(Stored entries)
────────────────────

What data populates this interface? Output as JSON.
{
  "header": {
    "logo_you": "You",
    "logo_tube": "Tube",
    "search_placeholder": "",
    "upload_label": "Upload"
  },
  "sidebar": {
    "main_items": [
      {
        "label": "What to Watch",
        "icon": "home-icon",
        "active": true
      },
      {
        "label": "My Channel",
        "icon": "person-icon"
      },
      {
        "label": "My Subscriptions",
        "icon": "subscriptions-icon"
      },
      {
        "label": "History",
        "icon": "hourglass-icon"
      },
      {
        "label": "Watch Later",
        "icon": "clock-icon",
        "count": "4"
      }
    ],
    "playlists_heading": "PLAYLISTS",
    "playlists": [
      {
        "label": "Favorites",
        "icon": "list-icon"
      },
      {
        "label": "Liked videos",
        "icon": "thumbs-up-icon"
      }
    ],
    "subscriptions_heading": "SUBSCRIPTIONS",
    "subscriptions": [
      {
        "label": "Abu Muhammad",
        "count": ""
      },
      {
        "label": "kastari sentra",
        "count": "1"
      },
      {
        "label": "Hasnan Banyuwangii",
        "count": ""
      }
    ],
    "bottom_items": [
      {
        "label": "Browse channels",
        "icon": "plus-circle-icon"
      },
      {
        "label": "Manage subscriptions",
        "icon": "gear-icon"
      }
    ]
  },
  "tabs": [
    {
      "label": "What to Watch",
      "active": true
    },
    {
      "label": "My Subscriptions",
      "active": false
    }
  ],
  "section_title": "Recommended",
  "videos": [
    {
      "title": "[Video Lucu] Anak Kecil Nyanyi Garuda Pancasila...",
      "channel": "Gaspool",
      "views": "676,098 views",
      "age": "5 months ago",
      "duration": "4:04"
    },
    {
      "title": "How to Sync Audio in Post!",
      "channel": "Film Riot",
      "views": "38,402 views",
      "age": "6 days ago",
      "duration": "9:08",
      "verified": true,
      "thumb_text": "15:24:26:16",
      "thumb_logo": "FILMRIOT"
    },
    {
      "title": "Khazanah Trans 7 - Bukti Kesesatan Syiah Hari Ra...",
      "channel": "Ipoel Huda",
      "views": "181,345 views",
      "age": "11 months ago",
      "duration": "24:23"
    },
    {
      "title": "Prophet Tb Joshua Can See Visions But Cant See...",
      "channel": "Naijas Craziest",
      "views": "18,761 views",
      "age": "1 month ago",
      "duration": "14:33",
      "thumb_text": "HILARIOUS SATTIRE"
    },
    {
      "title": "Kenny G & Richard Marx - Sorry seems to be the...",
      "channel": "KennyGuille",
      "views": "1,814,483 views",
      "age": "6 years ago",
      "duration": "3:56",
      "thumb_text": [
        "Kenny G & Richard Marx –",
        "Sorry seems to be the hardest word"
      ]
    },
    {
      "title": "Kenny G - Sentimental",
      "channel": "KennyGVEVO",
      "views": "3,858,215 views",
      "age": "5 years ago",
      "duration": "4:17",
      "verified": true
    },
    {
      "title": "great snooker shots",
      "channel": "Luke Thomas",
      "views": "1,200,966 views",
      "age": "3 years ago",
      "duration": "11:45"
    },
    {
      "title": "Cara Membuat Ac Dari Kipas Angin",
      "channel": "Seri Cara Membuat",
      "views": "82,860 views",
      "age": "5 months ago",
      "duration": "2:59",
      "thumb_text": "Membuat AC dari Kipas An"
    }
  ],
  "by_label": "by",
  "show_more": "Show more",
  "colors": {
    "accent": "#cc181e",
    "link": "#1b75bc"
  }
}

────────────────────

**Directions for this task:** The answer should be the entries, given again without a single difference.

**Answer to the exercise:**
What data populates this interface? Output as JSON.
{
  "header": {
    "logo_you": "You",
    "logo_tube": "Tube",
    "search_placeholder": "",
    "upload_label": "Upload"
  },
  "sidebar": {
    "main_items": [
      {
        "label": "What to Watch",
        "icon": "home-icon",
        "active": true
      },
      {
        "label": "My Channel",
        "icon": "person-icon"
      },
      {
        "label": "My Subscriptions",
        "icon": "subscriptions-icon"
      },
      {
        "label": "History",
        "icon": "hourglass-icon"
      },
      {
        "label": "Watch Later",
        "icon": "clock-icon",
        "count": "4"
      }
    ],
    "playlists_heading": "PLAYLISTS",
    "playlists": [
      {
        "label": "Favorites",
        "icon": "list-icon"
      },
      {
        "label": "Liked videos",
        "icon": "thumbs-up-icon"
      }
    ],
    "subscriptions_heading": "SUBSCRIPTIONS",
    "subscriptions": [
      {
        "label": "Abu Muhammad",
        "count": ""
      },
      {
        "label": "kastari sentra",
        "count": "1"
      },
      {
        "label": "Hasnan Banyuwangii",
        "count": ""
      }
    ],
    "bottom_items": [
      {
        "label": "Browse channels",
        "icon": "plus-circle-icon"
      },
      {
        "label": "Manage subscriptions",
        "icon": "gear-icon"
      }
    ]
  },
  "tabs": [
    {
      "label": "What to Watch",
      "active": true
    },
    {
      "label": "My Subscriptions",
      "active": false
    }
  ],
  "section_title": "Recommended",
  "videos": [
    {
      "title": "[Video Lucu] Anak Kecil Nyanyi Garuda Pancasila...",
      "channel": "Gaspool",
      "views": "676,098 views",
      "age": "5 months ago",
      "duration": "4:04"
    },
    {
      "title": "How to Sync Audio in Post!",
      "channel": "Film Riot",
      "views": "38,402 views",
      "age": "6 days ago",
      "duration": "9:08",
      "verified": true,
      "thumb_text": "15:24:26:16",
      "thumb_logo": "FILMRIOT"
    },
    {
      "title": "Khazanah Trans 7 - Bukti Kesesatan Syiah Hari Ra...",
      "channel": "Ipoel Huda",
      "views": "181,345 views",
      "age": "11 months ago",
      "duration": "24:23"
    },
    {
      "title": "Prophet Tb Joshua Can See Visions But Cant See...",
      "channel": "Naijas Craziest",
      "views": "18,761 views",
      "age": "1 month ago",
      "duration": "14:33",
      "thumb_text": "HILARIOUS SATTIRE"
    },
    {
      "title": "Kenny G & Richard Marx - Sorry seems to be the...",
      "channel": "KennyGuille",
      "views": "1,814,483 views",
      "age": "6 years ago",
      "duration": "3:56",
      "thumb_text": [
        "Kenny G & Richard Marx –",
        "Sorry seems to be the hardest word"
      ]
    },
    {
      "title": "Kenny G - Sentimental",
      "channel": "KennyGVEVO",
      "views": "3,858,215 views",
      "age": "5 years ago",
      "duration": "4:17",
      "verified": true
    },
    {
      "title": "great snooker shots",
      "channel": "Luke Thomas",
      "views": "1,200,966 views",
      "age": "3 years ago",
      "duration": "11:45"
    },
    {
      "title": "Cara Membuat Ac Dari Kipas Angin",
      "channel": "Seri Cara Membuat",
      "views": "82,860 views",
      "age": "5 months ago",
      "duration": "2:59",
      "thumb_text": "Membuat AC dari Kipas An"
    }
  ],
  "by_label": "by",
  "show_more": "Show more",
  "colors": {
    "accent": "#cc181e",
    "link": "#1b75bc"
  }
}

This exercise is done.